I thought I was done with Halloween for this year till providence guided me to a trade account of beaten but unbowed Lon Chaney (The Lonster for those who revere him) dragging weary baggage to an El Paso pre-Halloween appearance circa October 1964. Junior’s a cautionary fable for all of us tempted to light up a Lucky or have that second snifter. He’s what happened to those who took career paths better left alone. I understand Lon began at plumbing and excelled at it. Lean times forced him into movies. He could barter Dad’s name for better money than was in fixing commodes. I always felt sorry for young Chaney and might even have taken up fishing had opportunity arisen to join the committed angler lakeside (Lon enjoyed best the simple pleasures in life). Texas hosts found Chaney's a rather sad, sweet face under the make-up as he joined celebrants at the Western Playground Amusement Park that October 17-18. Right now I’m making personal appearances to see where my ego belongs, said easy-to-like (their words) Lon. I want to find out if I’m an egomaniac or an introvert, and how the public feels about me. Yeah, that’s a quote. Chaney was 58 here. Wouldn’t he know by now? Maybe one of the carnys supplied pre-interview libation, for El Paso’s honored guest seized bully pulpit to sound off on what’s wrong with the whole horror movie business. Monsters should be entertaining without being ridiculous, said Chaney. "The Wolf Man" was a highly popular piece of celluloid. We didn’t clown it up. We worked at it sincerely and did it honestly. Perhaps wistfully, he’d add, The good old monster shows are still the most popular.
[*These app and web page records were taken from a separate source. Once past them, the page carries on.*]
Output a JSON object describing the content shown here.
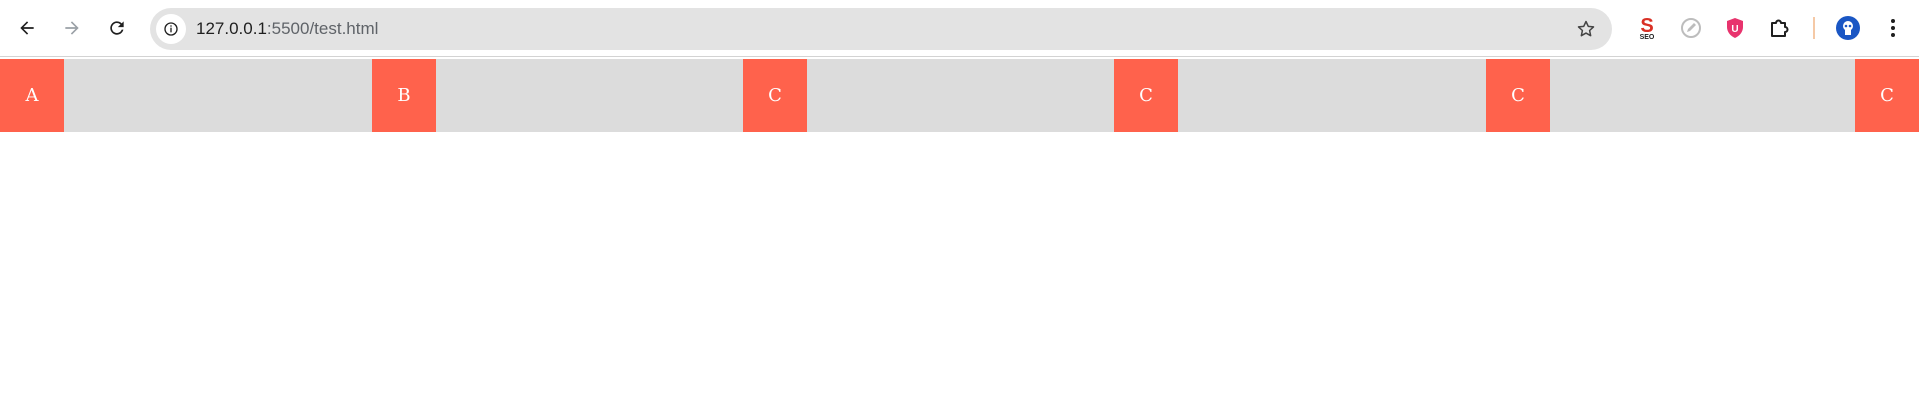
{
  "browser": {
    "url_host": "127.0.0.1",
    "url_rest": ":5500/test.html",
    "icons": [
      "back-arrow-icon",
      "forward-arrow-icon",
      "reload-icon",
      "info-icon",
      "star-icon",
      "seo-extension-icon",
      "pen-extension-icon",
      "shield-extension-icon",
      "puzzle-icon",
      "profile-avatar-icon",
      "kebab-menu-icon"
    ]
  },
  "page": {
    "bar_color": "#dcdcdc",
    "box_color": "#ff624c",
    "boxes": [
      {
        "label": "A"
      },
      {
        "label": "B"
      },
      {
        "label": "C"
      },
      {
        "label": "C"
      },
      {
        "label": "C"
      },
      {
        "label": "C"
      }
    ]
  }
}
His "old monsters shows" served Lon best, for recent ones he’d done were little to brag on. 1964 had so far tendered Face Of The Screaming Werewolf and Withcraft (the latter released a month prior to his El Paso visit). I'd seen Werewolf at the Liberty (and remember thinking what a neat title that was to be appended to such a miserable film) with a thing called Curse Of The Stone Hand. Both were out of Mexico and plenty dire. It would be interesting to know how many (or few) bookings this combo managed nationwide. Chaney had last done reasonably classy work in AIP’s The Haunted Palace, from late 1963. Otherwise, features amounted to short weeks with A.C. Lyles’ ongoing outreach to vintage westerns, where cast members likely spent breaks talking of how good movies used to be. Maybe that inspired Lon to look back longingly on days past, even as he claimed to receive twice as much mail from 1964 fans. His manager in tow claimed 467 film credits for the actor and declared it a world’s record. Chaney himself added that that he’d been in show business almost sixty years … which, according to the doubtful trade scribe, means he was wowin’ ‘em in the front rows from his cradle. Still, it was a sympathetic piece. At least Lon was out there pitching, and not too proud to reveal the title of his latest, Cannibal Orgy: The Weirdest Story Ever Told, which emerged finally as Spider Baby in 1968.
All of which reminds me of George Reeves sawdust tours too lightly attended in the late fifties. If only we’d all been there to cheer Lon and tell him how great he’d always been! Reporting from El Paso acknowledged he was the idol of the younger set. They didn’t know the half of it. I’d have flipped had Lon Chaney showed up for one of our mangy carnivals, but all we got were bumper cars and caramel apples good for AM belly aches. Were there fan-snapped fotos made of Chaney that October? I’ll bet a few El Paso attics hold mementos we’d all like to see. For myself, late Lon sightings would be limited to Screaming Werewolves and what was left of him in Witchcraft, and yes, I too was sympathetic. His Larry Talbot became a friend for life thanks to stations close around liberally playing The Wolf Man during the sixties. He was handsome then in a doomed kind of way. What happened to Larry seemed almost to be happening to Lon as well. Something about those sad eyes bespoke hardship on screen and off. His might have been the first movie character that made me want to cry for him. Things start off well for Larry, then go horribly amiss. Sort of like Chaney’s career at Universal. Those Inner Sanctums to come were like one man’s journey through disillusion and beyond. Who’d have expected Chaney to become such a fine character actor in the fifties? You wish he could have held things together a little longer, but Lon was game all the way to a 1973 end, and there’s plenty in that to admire for El Paso fans grown up and the rest of us who missed out on a Halloween treat to surpass any we’ll get in 2009 bags.